A lot of our guests happen to have done the same thing before the show is after because they are focused on some type of work or whatever. Would it have been interesting if you said shower? I’ve got a wash off the filth of this show. Walking around in the desert, filming that trailer, I’m sure you’ve got a little bit of something to wash. It was cool, gritty, and awesome stuff that people can latch on to. We are excited about the job and everything you are going to be doing in the future. Where can readers go to learn more about you and the projects you are working on?
I know we talked about some kind of a giveaway for our audience potentially. Did you come up with an idea or should we let them know that’s to be announced?
It’s to be announced but there’s a soul drive component on the horizon. We will plant that seed.
It’s something exciting there and we appreciate it. I’m sure our audience will be pumped as well. Thanks so much.

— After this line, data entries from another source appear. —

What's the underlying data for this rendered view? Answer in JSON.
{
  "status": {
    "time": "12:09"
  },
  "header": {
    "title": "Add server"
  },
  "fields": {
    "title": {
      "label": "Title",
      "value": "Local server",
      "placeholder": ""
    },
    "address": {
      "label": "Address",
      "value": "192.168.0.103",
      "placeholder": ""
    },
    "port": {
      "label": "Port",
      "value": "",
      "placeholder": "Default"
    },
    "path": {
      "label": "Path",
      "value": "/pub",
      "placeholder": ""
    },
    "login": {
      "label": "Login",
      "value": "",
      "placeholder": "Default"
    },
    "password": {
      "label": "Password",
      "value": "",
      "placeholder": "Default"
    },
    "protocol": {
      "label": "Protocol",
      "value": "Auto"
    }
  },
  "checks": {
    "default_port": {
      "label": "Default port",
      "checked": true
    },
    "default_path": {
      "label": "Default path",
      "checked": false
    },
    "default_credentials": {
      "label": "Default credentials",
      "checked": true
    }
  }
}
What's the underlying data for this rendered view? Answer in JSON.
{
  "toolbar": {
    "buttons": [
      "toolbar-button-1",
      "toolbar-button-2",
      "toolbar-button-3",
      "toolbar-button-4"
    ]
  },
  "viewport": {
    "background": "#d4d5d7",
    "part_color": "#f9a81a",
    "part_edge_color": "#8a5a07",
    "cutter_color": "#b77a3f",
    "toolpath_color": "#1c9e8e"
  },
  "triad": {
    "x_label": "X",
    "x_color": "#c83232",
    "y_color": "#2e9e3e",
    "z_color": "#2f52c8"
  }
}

Thanks for participating. It looks like we have reached the outer limit of the show for this episode. Thanks to everyone for exploring with us. We’ve got space for more adventures on this starship, so invite your friends and recruit some cool strangers that will make this journey also much better. Go to iTunes, rate us, and say something awesome, then go to EdgeOfNft.com to dive further down the rabbit hole. Remember, we always invite you to co-create and build with us at Edge of NFT.
We are unlocking a whole new way to connect and collaborate with us through our own NFT drops, Spirit Seeds leading to Living Tree NFTs, which light the way to our event, NFTLA. It is a one-of-a-kind, immersive and unforgettable experience at LA Live in Los Angeles from March 28 to 30, 2022. Check it out at NFTLA.live. Move quickly because early bird tickets are moving very fast. Lastly, be sure to tune in next time for more great NFT content. Thanks for sharing this time with us.
- Matteo Santoro
- Neil Strauss – Previous episode
- Nikita Nguyen – Previous episode
- @MatteoCSantoro – Instagram
- iTunes – Edge of NFT Podcast
- NFTLA.live – NFT LA Conference 2022
- Jenkins The Valet
- Spirit Seeds
About Matteo Santoro
Matteo Santoro directed a sci-fi film titled Higher Power and worked as a VFX artist on movies like “300,” “X-Men,” and “The Incredible Hulk.” He also created album artwork for Nine Inch Nails and TOOL.